** Opening Record set block **

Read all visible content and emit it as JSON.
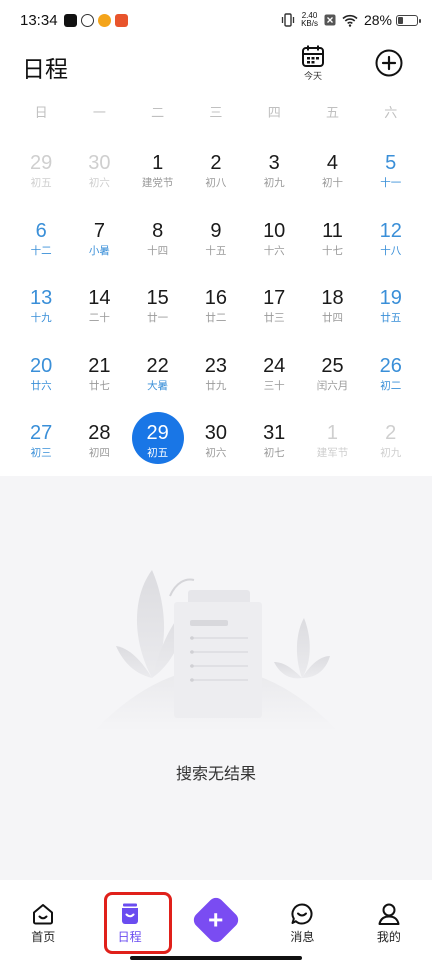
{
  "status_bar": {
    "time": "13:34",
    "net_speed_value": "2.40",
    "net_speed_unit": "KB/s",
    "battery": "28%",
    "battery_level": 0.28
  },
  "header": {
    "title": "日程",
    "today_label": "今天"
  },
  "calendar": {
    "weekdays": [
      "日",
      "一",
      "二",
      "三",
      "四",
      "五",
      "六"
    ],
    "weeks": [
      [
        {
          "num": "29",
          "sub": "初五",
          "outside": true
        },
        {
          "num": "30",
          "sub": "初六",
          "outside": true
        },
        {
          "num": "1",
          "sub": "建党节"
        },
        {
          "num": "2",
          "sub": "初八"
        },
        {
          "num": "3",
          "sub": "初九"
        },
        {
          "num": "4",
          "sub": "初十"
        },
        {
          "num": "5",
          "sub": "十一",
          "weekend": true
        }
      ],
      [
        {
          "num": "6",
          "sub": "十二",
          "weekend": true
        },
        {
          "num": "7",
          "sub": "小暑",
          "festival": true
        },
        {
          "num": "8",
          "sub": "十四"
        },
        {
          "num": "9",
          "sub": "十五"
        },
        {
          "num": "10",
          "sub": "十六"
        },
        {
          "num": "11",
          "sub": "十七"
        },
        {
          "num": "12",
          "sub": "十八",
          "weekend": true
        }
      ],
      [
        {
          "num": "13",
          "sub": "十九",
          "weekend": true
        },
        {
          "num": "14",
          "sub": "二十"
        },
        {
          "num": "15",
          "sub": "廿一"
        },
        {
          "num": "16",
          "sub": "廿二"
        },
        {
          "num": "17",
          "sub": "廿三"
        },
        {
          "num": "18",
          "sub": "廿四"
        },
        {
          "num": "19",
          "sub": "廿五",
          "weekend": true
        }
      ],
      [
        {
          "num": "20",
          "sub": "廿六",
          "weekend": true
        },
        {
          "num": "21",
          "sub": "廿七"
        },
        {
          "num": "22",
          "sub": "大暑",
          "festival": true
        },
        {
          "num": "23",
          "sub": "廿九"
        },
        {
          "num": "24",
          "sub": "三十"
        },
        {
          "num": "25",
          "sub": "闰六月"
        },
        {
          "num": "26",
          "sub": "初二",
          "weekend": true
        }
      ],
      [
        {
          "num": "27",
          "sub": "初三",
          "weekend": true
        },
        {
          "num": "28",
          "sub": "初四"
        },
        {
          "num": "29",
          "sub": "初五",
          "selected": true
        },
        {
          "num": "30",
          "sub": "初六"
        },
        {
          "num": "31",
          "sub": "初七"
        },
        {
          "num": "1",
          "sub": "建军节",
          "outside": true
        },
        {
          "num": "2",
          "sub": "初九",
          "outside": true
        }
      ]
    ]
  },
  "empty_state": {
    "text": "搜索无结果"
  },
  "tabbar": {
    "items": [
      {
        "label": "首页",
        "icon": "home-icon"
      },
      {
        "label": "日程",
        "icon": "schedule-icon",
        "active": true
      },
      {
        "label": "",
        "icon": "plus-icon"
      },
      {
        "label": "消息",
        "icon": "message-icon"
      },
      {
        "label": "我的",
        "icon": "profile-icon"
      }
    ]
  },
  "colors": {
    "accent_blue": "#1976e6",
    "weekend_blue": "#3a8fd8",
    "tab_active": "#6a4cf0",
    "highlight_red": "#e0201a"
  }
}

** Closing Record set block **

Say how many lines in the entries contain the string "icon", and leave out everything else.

5